Start of DATASET CONTENT

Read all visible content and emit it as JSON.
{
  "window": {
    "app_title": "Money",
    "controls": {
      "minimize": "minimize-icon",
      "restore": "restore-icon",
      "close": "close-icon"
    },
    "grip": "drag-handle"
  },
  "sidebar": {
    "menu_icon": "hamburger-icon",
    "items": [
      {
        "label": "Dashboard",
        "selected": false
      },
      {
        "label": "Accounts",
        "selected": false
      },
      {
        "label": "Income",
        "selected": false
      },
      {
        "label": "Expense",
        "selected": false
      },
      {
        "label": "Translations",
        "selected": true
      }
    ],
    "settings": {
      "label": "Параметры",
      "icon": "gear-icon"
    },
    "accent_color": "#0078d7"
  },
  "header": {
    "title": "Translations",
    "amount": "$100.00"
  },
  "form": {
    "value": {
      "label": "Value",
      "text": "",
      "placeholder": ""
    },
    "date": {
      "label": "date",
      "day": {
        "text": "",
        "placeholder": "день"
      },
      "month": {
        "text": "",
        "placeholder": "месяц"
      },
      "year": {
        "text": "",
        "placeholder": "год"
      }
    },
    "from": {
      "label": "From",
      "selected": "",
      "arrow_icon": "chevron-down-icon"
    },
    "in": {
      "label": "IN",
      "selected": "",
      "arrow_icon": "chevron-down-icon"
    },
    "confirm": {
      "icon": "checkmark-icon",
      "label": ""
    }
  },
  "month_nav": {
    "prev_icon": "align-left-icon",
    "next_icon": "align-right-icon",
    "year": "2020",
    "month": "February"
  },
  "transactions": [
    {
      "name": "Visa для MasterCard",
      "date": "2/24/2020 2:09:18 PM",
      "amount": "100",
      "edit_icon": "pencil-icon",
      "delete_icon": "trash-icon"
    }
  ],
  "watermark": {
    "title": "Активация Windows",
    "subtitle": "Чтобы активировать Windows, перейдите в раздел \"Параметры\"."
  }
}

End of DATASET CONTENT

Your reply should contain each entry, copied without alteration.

Read all visible content and emit it as JSON.
{
  "window": {
    "app_title": "Money",
    "controls": {
      "minimize": "minimize-icon",
      "restore": "restore-icon",
      "close": "close-icon"
    },
    "grip": "drag-handle"
  },
  "sidebar": {
    "menu_icon": "hamburger-icon",
    "items": [
      {
        "label": "Dashboard",
        "selected": false
      },
      {
        "label": "Accounts",
        "selected": false
      },
      {
        "label": "Income",
        "selected": false
      },
      {
        "label": "Expense",
        "selected": false
      },
      {
        "label": "Translations",
        "selected": true
      }
    ],
    "settings": {
      "label": "Параметры",
      "icon": "gear-icon"
    },
    "accent_color": "#0078d7"
  },
  "header": {
    "title": "Translations",
    "amount": "$100.00"
  },
  "form": {
    "value": {
      "label": "Value",
      "text": "",
      "placeholder": ""
    },
    "date": {
      "label": "date",
      "day": {
        "text": "",
        "placeholder": "день"
      },
      "month": {
        "text": "",
        "placeholder": "месяц"
      },
      "year": {
        "text": "",
        "placeholder": "год"
      }
    },
    "from": {
      "label": "From",
      "selected": "",
      "arrow_icon": "chevron-down-icon"
    },
    "in": {
      "label": "IN",
      "selected": "",
      "arrow_icon": "chevron-down-icon"
    },
    "confirm": {
      "icon": "checkmark-icon",
      "label": ""
    }
  },
  "month_nav": {
    "prev_icon": "align-left-icon",
    "next_icon": "align-right-icon",
    "year": "2020",
    "month": "February"
  },
  "transactions": [
    {
      "name": "Visa для MasterCard",
      "date": "2/24/2020 2:09:18 PM",
      "amount": "100",
      "edit_icon": "pencil-icon",
      "delete_icon": "trash-icon"
    }
  ],
  "watermark": {
    "title": "Активация Windows",
    "subtitle": "Чтобы активировать Windows, перейдите в раздел \"Параметры\"."
  }
}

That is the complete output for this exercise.